Task: From the entries that follow, report every line in which "Total" occurs.
[The input — start]
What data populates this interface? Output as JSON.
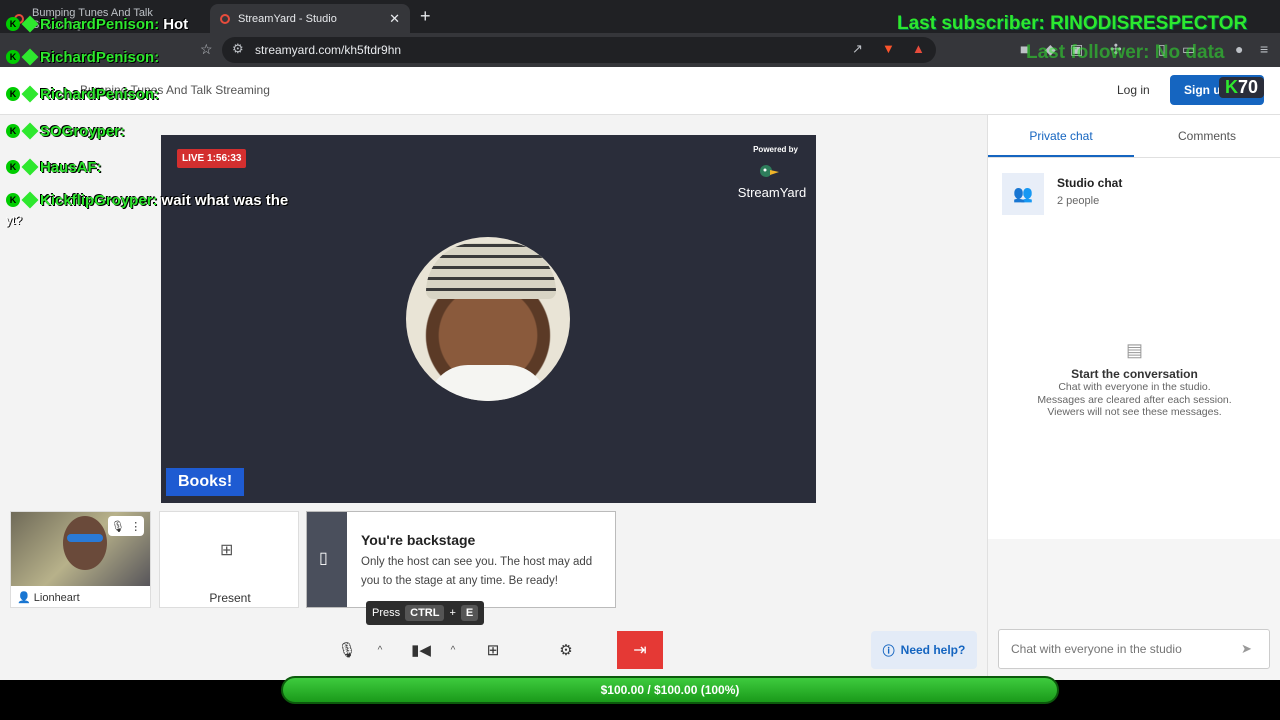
{
  "browser": {
    "tab_inactive": "Bumping Tunes And Talk Streaming",
    "tab_active": "StreamYard - Studio",
    "tab_close": "✕",
    "new_tab": "+",
    "url": "streamyard.com/kh5ftdr9hn"
  },
  "header": {
    "broadcast_title": "Bumping Tunes And Talk Streaming",
    "login": "Log in",
    "signup": "Sign up free"
  },
  "stage": {
    "live_badge": "LIVE 1:56:33",
    "powered_by": "Powered by",
    "brand": "StreamYard",
    "banner": "Books!"
  },
  "guests": {
    "guest_name": "Lionheart",
    "present_label": "Present",
    "backstage_title": "You're backstage",
    "backstage_desc": "Only the host can see you. The host may add you to the stage at any time. Be ready!"
  },
  "tooltip": {
    "press": "Press",
    "key1": "CTRL",
    "plus": "+",
    "key2": "E"
  },
  "controls": {
    "need_help": "Need help?"
  },
  "panel": {
    "tab_private": "Private chat",
    "tab_comments": "Comments",
    "studio_chat": "Studio chat",
    "people": "2 people",
    "empty_heading": "Start the conversation",
    "empty_line1": "Chat with everyone in the studio.",
    "empty_line2": "Messages are cleared after each session.",
    "empty_line3": "Viewers will not see these messages.",
    "chat_placeholder": "Chat with everyone in the studio"
  },
  "overlay": {
    "last_subscriber": "Last subscriber: RINODISRESPECTOR",
    "last_follower": "Last follower: No data",
    "k_badge": "K",
    "k_count": "70",
    "goal": "$100.00 / $100.00 (100%)",
    "chat": [
      {
        "user": "RichardPenison:",
        "msg": "Hot"
      },
      {
        "user": "RichardPenison:",
        "msg": ""
      },
      {
        "user": "RichardPenison:",
        "msg": ""
      },
      {
        "user": "SOGroyper:",
        "msg": ""
      },
      {
        "user": "HausAF:",
        "msg": ""
      },
      {
        "user": "KickflipGroyper:",
        "msg": "wait what was the"
      }
    ],
    "chat_extra": "yt?"
  },
  "colors": {
    "accent": "#1565c0",
    "live": "#d32f2f",
    "leave": "#e53935",
    "overlay_green": "#2ee82e"
  }
}
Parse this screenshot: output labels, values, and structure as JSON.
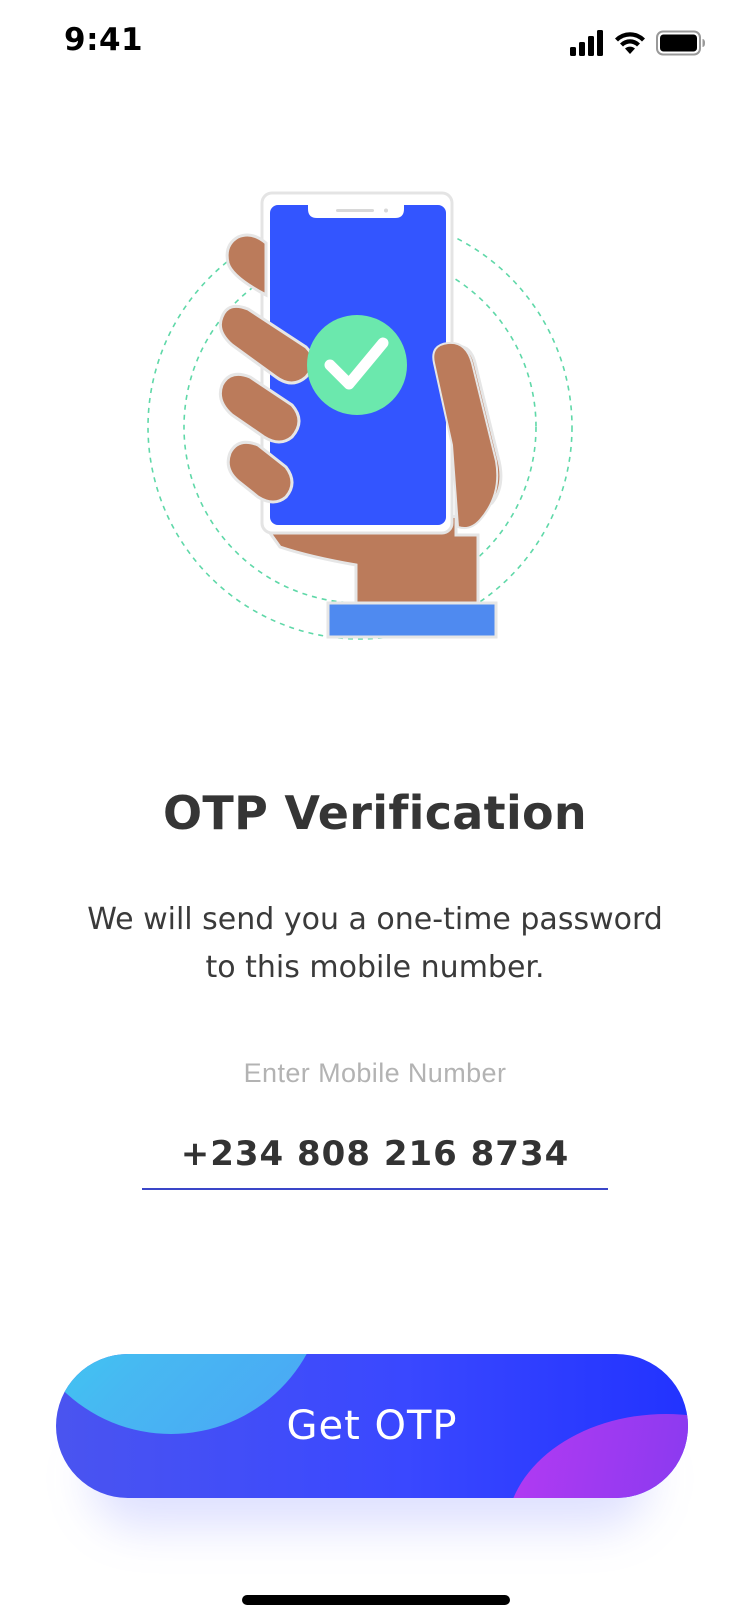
{
  "status_bar": {
    "time": "9:41"
  },
  "illustration": {
    "name": "hand holding phone with checkmark",
    "colors": {
      "screen": "#3355ff",
      "check": "#6be8ad",
      "skin": "#bb7b5b",
      "sleeve": "#4f8af0",
      "rings": "#5fd8a8"
    }
  },
  "page": {
    "title": "OTP Verification",
    "subtitle_line1": "We will send you a one-time password",
    "subtitle_line2": "to this mobile number."
  },
  "phone_input": {
    "label": "Enter Mobile Number",
    "value": "+234 808 216 8734",
    "underline_color": "#3a46c8"
  },
  "cta": {
    "label": "Get OTP"
  }
}
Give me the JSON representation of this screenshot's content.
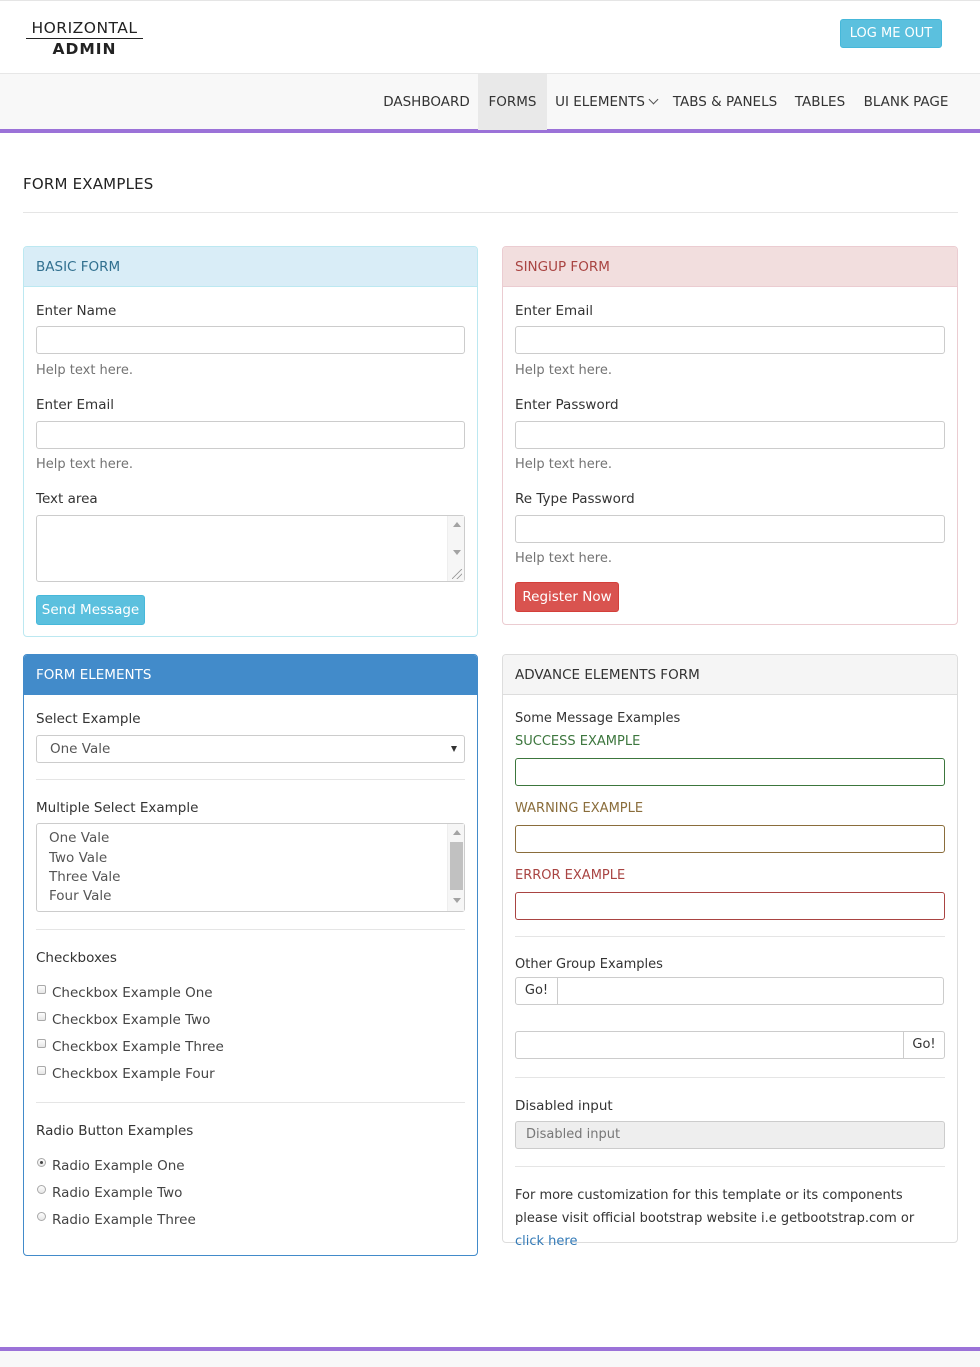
{
  "brand": {
    "line1": "HORIZONTAL",
    "line2": "ADMIN"
  },
  "header": {
    "logout_label": "LOG ME OUT"
  },
  "nav": {
    "items": [
      {
        "label": "DASHBOARD"
      },
      {
        "label": "FORMS",
        "active": true
      },
      {
        "label": "UI ELEMENTS",
        "has_dropdown": true
      },
      {
        "label": "TABS & PANELS"
      },
      {
        "label": "TABLES"
      },
      {
        "label": "BLANK PAGE"
      }
    ]
  },
  "page": {
    "title": "FORM EXAMPLES"
  },
  "basic_form": {
    "title": "BASIC FORM",
    "name_label": "Enter Name",
    "name_value": "",
    "help1": "Help text here.",
    "email_label": "Enter Email",
    "email_value": "",
    "help2": "Help text here.",
    "textarea_label": "Text area",
    "button": "Send Message"
  },
  "signup_form": {
    "title": "SINGUP FORM",
    "email_label": "Enter Email",
    "help1": "Help text here.",
    "password_label": "Enter Password",
    "help2": "Help text here.",
    "retype_label": "Re Type Password",
    "help3": "Help text here.",
    "button": "Register Now"
  },
  "form_elements": {
    "title": "FORM ELEMENTS",
    "select_label": "Select Example",
    "select_value": "One Vale",
    "multi_label": "Multiple Select Example",
    "multi_options": [
      "One Vale",
      "Two Vale",
      "Three Vale",
      "Four Vale"
    ],
    "checkbox_heading": "Checkboxes",
    "checkboxes": [
      {
        "label": "Checkbox Example One",
        "checked": false
      },
      {
        "label": "Checkbox Example Two",
        "checked": false
      },
      {
        "label": "Checkbox Example Three",
        "checked": false
      },
      {
        "label": "Checkbox Example Four",
        "checked": false
      }
    ],
    "radio_heading": "Radio Button Examples",
    "radios": [
      {
        "label": "Radio Example One",
        "checked": true
      },
      {
        "label": "Radio Example Two",
        "checked": false
      },
      {
        "label": "Radio Example Three",
        "checked": false
      }
    ]
  },
  "advance_form": {
    "title": "ADVANCE ELEMENTS FORM",
    "message_heading": "Some Message Examples",
    "success_label": "SUCCESS EXAMPLE",
    "warning_label": "WARNING EXAMPLE",
    "error_label": "ERROR EXAMPLE",
    "group_heading": "Other Group Examples",
    "go_left": "Go!",
    "go_right": "Go!",
    "disabled_label": "Disabled input",
    "disabled_value": "Disabled input",
    "note_text": "For more customization for this template or its components please visit official bootstrap website i.e getbootstrap.com or ",
    "note_link": "click here"
  },
  "colors": {
    "accent": "#9b72d8",
    "info": "#5bc0de",
    "danger": "#d9534f",
    "primary": "#428bca",
    "success": "#3c763d",
    "warning": "#8a6d3b",
    "error": "#a94442"
  },
  "icons": [
    "chevron-down-icon",
    "select-arrow-icon",
    "scroll-up-icon",
    "scroll-down-icon",
    "resize-grip-icon"
  ]
}
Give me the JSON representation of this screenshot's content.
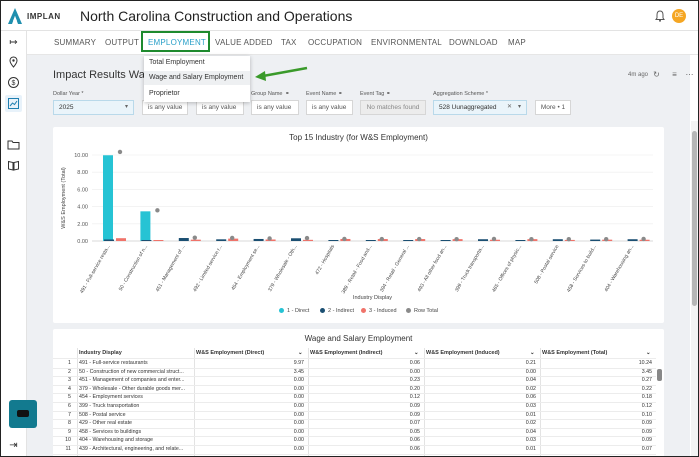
{
  "app": {
    "logo": "IMPLAN",
    "title": "North Carolina Construction and Operations",
    "avatar_initials": "DE"
  },
  "nav": {
    "tabs": [
      "SUMMARY",
      "OUTPUT",
      "EMPLOYMENT",
      "VALUE ADDED",
      "TAX",
      "OCCUPATION",
      "ENVIRONMENTAL",
      "DOWNLOAD",
      "MAP"
    ],
    "active": "EMPLOYMENT"
  },
  "dropdown": {
    "items": [
      "Total Employment",
      "Wage and Salary Employment",
      "Proprietor"
    ],
    "hovered": "Wage and Salary Employment"
  },
  "header": {
    "title": "Impact Results Wa",
    "timestamp": "4m ago"
  },
  "filters": {
    "dollar_year_label": "Dollar Year *",
    "dollar_year_value": "2025",
    "any1": "is any value",
    "any2": "is any value",
    "group_name_label": "Group Name",
    "any3": "is any value",
    "event_name_label": "Event Name",
    "any4": "is any value",
    "event_tag_label": "Event Tag",
    "event_tag_value": "No matches found",
    "agg_label": "Aggregation Scheme *",
    "agg_value": "528 Uunaggregated",
    "more": "More • 1"
  },
  "chart_data": {
    "type": "bar",
    "title": "Top 15 Industry (for W&S Employment)",
    "xlabel": "Industry Display",
    "ylabel": "W&S Employment (Total)",
    "ylim": [
      0,
      10
    ],
    "yticks": [
      "0.00",
      "2.00",
      "4.00",
      "6.00",
      "8.00",
      "10.00"
    ],
    "categories": [
      "491 - Full-service resta...",
      "50 - Construction of n...",
      "451 - Management of ...",
      "492 - Limited service r...",
      "454 - Employment se...",
      "379 - Wholesale - Oth...",
      "472 - Hospitals",
      "389 - Retail - Food and...",
      "394 - Retail - General ...",
      "493 - All other food an...",
      "399 - Truck transporta...",
      "465 - Offices of physic...",
      "508 - Postal service",
      "458 - Services to build...",
      "404 - Warehousing an..."
    ],
    "series": [
      {
        "name": "1 - Direct",
        "color": "#26c3d4",
        "values": [
          9.97,
          3.45,
          0,
          0,
          0,
          0,
          0,
          0,
          0,
          0,
          0,
          0,
          0,
          0,
          0
        ]
      },
      {
        "name": "2 - Indirect",
        "color": "#1b4f72",
        "values": [
          0.06,
          0.0,
          0.23,
          0.08,
          0.12,
          0.2,
          0,
          0,
          0,
          0,
          0.09,
          0,
          0.09,
          0.05,
          0.09
        ]
      },
      {
        "name": "3 - Induced",
        "color": "#f0736a",
        "values": [
          0.21,
          0.0,
          0.04,
          0.16,
          0.06,
          0.02,
          0.12,
          0.11,
          0.11,
          0.1,
          0.03,
          0.1,
          0.01,
          0.04,
          0.03
        ]
      },
      {
        "name": "Row Total",
        "color": "#8a8a8a",
        "values": [
          10.24,
          3.45,
          0.27,
          0.24,
          0.18,
          0.22,
          0.12,
          0.11,
          0.11,
          0.1,
          0.12,
          0.1,
          0.1,
          0.09,
          0.12
        ]
      }
    ]
  },
  "table": {
    "title": "Wage and Salary Employment",
    "columns": [
      "Industry Display",
      "W&S Employment (Direct)",
      "W&S Employment (Indirect)",
      "W&S Employment (Induced)",
      "W&S Employment (Total)"
    ],
    "rows": [
      [
        "1",
        "491 - Full-service restaurants",
        "9.97",
        "0.06",
        "0.21",
        "10.24"
      ],
      [
        "2",
        "50 - Construction of new commercial struct...",
        "3.45",
        "0.00",
        "0.00",
        "3.45"
      ],
      [
        "3",
        "451 - Management of companies and enter...",
        "0.00",
        "0.23",
        "0.04",
        "0.27"
      ],
      [
        "4",
        "379 - Wholesale - Other durable goods mer...",
        "0.00",
        "0.20",
        "0.02",
        "0.22"
      ],
      [
        "5",
        "454 - Employment services",
        "0.00",
        "0.12",
        "0.06",
        "0.18"
      ],
      [
        "6",
        "399 - Truck transportation",
        "0.00",
        "0.09",
        "0.03",
        "0.12"
      ],
      [
        "7",
        "508 - Postal service",
        "0.00",
        "0.09",
        "0.01",
        "0.10"
      ],
      [
        "8",
        "429 - Other real estate",
        "0.00",
        "0.07",
        "0.02",
        "0.09"
      ],
      [
        "9",
        "458 - Services to buildings",
        "0.00",
        "0.05",
        "0.04",
        "0.09"
      ],
      [
        "10",
        "404 - Warehousing and storage",
        "0.00",
        "0.06",
        "0.03",
        "0.09"
      ],
      [
        "11",
        "439 - Architectural, engineering, and relate...",
        "0.00",
        "0.06",
        "0.01",
        "0.07"
      ]
    ]
  },
  "colors": {
    "accent": "#2aa0c8",
    "highlight_box": "#1e8a2e",
    "arrow": "#3a9a2a"
  }
}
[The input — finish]
Written solution:
      "Total Employment",
    "ylabel": "W&S Employment (Total)",
        "name": "Row Total",
      "W&S Employment (Total)"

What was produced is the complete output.